BEGIN THE RECORDS

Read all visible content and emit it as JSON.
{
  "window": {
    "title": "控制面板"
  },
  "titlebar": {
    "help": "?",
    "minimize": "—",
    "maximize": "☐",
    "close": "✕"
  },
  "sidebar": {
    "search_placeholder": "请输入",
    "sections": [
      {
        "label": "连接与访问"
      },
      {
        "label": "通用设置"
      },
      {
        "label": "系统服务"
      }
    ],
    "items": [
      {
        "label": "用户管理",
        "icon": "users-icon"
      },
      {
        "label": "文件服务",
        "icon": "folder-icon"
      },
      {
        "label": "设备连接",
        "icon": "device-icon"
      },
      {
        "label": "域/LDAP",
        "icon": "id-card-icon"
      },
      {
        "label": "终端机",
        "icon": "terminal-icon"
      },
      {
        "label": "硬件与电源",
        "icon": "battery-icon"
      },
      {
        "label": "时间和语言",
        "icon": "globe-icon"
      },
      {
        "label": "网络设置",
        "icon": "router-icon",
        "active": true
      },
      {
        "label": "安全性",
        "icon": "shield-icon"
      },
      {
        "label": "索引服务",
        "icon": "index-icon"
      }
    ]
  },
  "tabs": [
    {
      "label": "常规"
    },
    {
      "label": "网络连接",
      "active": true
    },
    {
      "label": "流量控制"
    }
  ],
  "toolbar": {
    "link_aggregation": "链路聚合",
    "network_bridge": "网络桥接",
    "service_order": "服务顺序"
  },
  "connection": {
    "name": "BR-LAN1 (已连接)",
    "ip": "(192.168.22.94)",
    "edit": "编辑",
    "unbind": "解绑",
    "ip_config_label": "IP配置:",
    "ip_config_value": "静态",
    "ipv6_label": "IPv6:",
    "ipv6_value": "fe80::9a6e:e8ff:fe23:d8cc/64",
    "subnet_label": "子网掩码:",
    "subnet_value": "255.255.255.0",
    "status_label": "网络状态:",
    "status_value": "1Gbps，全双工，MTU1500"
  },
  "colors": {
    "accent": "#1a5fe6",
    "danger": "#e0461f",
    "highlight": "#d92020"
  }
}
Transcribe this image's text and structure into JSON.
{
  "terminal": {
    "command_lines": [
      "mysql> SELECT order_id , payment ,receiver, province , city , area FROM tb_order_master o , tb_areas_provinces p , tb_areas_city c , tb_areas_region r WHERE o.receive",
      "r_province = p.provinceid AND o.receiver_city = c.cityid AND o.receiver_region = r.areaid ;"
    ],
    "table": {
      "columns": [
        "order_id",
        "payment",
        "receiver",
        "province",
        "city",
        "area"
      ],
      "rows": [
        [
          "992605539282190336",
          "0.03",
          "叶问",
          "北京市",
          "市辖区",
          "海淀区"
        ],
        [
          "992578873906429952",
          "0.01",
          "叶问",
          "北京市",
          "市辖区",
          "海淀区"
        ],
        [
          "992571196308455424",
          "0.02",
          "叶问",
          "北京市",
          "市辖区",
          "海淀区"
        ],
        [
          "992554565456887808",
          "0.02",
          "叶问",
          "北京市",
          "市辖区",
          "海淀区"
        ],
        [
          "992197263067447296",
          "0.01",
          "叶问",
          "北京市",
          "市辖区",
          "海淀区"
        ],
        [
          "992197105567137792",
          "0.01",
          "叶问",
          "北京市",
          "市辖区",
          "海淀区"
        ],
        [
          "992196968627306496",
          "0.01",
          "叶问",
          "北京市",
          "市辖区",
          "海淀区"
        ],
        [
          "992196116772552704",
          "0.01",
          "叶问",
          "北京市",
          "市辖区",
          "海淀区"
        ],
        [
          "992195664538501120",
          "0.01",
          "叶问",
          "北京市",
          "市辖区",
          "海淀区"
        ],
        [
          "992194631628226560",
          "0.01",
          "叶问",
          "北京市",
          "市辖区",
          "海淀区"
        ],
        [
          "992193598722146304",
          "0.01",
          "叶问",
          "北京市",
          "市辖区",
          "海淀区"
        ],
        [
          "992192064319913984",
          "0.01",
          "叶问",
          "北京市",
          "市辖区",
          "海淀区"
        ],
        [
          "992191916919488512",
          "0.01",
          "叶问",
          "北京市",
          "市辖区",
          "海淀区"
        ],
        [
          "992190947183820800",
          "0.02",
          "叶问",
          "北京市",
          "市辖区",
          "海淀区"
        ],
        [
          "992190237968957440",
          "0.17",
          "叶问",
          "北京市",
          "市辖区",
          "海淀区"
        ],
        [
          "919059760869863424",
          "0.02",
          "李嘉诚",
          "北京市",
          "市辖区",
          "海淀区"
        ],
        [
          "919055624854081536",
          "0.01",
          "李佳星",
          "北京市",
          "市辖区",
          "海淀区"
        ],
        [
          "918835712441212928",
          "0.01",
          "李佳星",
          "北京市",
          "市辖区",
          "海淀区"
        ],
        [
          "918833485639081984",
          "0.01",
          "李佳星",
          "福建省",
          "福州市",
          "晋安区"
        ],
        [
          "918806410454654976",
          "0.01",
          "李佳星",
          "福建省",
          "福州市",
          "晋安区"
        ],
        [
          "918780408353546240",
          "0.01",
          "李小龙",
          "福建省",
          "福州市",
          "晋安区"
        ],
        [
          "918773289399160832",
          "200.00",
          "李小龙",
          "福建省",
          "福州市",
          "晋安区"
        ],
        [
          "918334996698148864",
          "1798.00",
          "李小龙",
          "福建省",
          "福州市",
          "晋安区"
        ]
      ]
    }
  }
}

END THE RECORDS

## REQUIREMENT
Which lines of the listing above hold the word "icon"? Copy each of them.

## RESPONSE FOR THIS EXERCISE
        "icon": "users-icon"
        "icon": "folder-icon"
        "icon": "device-icon"
        "icon": "id-card-icon"
        "icon": "terminal-icon"
        "icon": "battery-icon"
        "icon": "globe-icon"
        "icon": "router-icon",
        "icon": "shield-icon"
        "icon": "index-icon"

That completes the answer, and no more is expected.